### Activity
A single number is the whole answer: the tally of lines in the data below that include the word "shortcut".

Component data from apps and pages

[Start of section]

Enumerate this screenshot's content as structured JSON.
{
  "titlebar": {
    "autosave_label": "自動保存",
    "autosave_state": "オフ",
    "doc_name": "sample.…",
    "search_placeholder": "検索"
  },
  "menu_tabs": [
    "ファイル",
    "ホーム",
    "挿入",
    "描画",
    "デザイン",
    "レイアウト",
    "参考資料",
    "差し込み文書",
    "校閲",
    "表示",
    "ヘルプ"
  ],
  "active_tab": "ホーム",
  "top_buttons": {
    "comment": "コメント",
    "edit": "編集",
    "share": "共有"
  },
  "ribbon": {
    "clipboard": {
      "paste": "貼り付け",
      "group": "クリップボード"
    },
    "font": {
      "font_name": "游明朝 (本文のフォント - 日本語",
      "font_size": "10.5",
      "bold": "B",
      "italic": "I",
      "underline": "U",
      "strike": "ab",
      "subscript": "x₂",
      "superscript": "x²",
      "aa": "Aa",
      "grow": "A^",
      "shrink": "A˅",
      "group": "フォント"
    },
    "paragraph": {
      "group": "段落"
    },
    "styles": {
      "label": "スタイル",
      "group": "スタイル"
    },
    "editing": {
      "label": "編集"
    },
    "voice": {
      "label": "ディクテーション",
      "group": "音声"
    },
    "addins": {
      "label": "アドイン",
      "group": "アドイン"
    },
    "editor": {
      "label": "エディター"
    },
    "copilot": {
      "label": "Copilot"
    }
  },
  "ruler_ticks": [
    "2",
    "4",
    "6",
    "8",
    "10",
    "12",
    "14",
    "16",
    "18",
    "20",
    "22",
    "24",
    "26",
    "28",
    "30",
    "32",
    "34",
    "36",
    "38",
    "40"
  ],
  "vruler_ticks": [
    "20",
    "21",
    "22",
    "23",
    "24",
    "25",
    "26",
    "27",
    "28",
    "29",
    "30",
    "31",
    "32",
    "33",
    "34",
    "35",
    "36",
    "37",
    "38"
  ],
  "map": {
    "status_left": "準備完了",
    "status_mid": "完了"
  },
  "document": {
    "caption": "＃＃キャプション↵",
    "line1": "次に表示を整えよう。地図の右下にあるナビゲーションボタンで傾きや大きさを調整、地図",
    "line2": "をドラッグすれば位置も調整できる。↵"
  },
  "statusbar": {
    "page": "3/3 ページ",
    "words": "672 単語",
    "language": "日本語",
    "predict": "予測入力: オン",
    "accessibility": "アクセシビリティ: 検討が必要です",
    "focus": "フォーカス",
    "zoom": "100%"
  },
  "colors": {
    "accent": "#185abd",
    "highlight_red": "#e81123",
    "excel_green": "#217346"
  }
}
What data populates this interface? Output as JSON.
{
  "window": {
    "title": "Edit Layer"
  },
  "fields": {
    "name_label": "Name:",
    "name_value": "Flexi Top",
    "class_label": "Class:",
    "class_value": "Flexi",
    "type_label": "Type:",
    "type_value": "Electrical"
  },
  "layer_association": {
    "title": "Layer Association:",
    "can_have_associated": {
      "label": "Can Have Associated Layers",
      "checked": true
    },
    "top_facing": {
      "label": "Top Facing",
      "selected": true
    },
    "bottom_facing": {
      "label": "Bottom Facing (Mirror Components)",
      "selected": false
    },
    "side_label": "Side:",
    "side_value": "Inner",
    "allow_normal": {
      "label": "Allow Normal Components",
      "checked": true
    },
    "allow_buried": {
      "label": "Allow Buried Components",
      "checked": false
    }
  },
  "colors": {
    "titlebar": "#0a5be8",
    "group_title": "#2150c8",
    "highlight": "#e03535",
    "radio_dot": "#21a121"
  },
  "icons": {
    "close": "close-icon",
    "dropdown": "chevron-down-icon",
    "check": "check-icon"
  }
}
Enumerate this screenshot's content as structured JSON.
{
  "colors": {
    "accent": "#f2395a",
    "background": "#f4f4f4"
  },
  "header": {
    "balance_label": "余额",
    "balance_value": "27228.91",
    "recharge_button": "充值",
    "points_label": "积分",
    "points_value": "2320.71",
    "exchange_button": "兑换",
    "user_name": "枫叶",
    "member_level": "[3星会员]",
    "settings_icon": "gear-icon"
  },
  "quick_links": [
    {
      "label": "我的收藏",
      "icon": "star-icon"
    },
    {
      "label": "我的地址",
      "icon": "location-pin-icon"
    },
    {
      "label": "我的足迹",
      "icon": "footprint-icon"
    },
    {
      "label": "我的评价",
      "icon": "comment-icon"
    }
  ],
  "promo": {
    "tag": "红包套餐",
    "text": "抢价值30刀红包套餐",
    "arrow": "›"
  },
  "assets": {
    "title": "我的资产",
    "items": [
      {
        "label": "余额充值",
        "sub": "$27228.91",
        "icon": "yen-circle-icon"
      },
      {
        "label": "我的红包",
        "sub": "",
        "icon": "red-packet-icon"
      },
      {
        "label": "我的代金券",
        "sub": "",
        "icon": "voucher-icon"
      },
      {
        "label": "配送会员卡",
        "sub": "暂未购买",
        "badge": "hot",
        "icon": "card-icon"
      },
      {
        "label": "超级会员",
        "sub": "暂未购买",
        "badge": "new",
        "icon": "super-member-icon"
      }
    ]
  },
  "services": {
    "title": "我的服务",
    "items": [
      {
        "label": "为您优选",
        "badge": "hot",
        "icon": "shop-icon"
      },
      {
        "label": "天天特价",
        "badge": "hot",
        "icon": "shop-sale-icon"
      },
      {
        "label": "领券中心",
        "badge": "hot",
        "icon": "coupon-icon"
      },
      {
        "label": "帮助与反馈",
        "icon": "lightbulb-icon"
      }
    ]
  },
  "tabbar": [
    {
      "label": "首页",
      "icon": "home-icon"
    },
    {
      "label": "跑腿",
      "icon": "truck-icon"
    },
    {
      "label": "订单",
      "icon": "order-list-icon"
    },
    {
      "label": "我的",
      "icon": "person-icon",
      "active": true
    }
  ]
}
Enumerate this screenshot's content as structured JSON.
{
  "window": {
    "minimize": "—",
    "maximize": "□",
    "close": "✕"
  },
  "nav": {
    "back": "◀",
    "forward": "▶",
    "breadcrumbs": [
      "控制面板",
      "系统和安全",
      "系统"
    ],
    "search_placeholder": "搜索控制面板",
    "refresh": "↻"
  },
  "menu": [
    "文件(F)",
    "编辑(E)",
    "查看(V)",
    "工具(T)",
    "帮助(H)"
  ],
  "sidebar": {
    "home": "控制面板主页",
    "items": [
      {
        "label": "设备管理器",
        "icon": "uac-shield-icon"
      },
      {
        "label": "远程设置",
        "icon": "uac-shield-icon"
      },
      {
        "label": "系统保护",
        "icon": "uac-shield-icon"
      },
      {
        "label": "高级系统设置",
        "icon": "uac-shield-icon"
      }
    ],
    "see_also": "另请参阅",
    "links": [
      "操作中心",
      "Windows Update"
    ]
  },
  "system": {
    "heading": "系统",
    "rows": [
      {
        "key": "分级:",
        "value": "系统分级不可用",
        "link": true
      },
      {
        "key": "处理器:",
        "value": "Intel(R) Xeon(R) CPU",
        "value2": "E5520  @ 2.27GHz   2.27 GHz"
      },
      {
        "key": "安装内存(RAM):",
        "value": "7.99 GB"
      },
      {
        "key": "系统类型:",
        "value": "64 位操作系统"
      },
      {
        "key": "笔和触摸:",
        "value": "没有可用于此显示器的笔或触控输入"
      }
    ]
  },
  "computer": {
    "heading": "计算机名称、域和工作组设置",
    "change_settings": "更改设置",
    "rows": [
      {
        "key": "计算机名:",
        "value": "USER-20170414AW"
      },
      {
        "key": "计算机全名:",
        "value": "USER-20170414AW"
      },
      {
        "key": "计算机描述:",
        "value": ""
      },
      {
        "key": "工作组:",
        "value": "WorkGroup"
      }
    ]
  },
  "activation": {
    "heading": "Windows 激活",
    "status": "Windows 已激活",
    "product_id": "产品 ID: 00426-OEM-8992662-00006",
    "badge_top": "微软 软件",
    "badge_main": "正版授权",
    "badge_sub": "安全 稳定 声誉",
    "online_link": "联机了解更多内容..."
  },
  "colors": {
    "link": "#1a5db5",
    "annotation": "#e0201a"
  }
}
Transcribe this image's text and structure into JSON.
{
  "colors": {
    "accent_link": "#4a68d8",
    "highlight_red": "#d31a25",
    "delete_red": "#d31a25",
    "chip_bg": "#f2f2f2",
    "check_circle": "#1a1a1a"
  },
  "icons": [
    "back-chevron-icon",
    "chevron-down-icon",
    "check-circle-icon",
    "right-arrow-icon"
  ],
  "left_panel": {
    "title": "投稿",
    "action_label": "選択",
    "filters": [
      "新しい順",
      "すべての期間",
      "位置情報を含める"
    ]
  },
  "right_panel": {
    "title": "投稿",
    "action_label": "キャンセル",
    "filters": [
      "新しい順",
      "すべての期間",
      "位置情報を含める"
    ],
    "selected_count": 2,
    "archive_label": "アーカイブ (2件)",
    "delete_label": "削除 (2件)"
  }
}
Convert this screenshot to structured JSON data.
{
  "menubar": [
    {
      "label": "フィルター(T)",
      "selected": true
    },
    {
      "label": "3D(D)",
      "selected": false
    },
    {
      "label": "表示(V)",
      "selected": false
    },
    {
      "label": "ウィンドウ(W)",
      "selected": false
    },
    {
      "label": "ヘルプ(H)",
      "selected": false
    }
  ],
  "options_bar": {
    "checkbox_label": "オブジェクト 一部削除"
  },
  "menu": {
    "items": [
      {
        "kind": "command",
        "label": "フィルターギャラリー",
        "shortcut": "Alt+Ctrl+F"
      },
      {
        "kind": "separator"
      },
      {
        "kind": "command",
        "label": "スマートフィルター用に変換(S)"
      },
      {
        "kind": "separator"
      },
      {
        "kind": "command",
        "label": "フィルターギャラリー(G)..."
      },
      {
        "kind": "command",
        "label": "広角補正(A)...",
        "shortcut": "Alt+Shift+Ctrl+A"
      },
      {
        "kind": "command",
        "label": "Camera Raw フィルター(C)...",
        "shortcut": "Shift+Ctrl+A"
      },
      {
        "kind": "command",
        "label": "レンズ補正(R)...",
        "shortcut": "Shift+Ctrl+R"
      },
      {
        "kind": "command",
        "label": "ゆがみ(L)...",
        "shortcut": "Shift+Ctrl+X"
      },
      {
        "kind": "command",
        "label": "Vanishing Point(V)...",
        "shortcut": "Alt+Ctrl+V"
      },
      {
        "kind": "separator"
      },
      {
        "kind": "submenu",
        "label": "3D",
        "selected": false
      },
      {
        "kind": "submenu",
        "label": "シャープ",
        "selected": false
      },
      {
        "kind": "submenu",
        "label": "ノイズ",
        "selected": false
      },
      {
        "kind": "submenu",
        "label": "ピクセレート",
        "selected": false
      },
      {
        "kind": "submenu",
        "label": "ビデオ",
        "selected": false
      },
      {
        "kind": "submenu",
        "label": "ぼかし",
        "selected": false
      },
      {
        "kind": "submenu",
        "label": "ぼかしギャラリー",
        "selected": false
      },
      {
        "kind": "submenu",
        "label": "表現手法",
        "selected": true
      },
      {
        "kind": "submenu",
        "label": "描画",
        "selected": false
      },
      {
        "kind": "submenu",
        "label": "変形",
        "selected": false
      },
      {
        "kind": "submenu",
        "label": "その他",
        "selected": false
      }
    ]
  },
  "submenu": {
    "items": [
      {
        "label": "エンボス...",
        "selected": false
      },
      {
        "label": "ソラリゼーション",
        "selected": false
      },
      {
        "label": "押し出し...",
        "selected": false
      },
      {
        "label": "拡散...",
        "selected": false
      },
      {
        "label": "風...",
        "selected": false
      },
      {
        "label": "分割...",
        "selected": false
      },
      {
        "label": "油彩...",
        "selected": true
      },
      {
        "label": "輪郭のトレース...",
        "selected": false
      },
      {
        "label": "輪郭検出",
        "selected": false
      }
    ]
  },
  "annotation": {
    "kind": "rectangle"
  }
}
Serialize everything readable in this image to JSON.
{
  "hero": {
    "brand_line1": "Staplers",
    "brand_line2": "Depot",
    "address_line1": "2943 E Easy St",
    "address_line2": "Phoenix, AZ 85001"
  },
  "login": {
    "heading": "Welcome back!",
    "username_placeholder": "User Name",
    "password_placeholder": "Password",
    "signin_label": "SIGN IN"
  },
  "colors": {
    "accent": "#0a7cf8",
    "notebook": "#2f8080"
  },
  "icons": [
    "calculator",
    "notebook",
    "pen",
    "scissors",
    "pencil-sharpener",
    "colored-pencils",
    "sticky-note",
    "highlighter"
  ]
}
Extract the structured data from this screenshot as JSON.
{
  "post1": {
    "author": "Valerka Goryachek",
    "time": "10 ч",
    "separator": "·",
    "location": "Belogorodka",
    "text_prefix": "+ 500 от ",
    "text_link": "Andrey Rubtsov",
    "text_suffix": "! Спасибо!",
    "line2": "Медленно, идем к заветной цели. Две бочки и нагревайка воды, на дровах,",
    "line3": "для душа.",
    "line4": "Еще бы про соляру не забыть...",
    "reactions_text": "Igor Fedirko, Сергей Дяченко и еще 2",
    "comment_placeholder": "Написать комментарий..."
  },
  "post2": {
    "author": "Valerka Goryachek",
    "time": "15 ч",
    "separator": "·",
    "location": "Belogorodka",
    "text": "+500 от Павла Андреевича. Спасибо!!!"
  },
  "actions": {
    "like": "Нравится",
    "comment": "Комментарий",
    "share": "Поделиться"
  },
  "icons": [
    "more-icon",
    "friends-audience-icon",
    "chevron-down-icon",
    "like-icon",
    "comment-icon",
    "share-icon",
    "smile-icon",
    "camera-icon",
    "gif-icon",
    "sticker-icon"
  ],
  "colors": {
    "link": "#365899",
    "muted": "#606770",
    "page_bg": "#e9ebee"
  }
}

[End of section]

### Answer to the exercise
6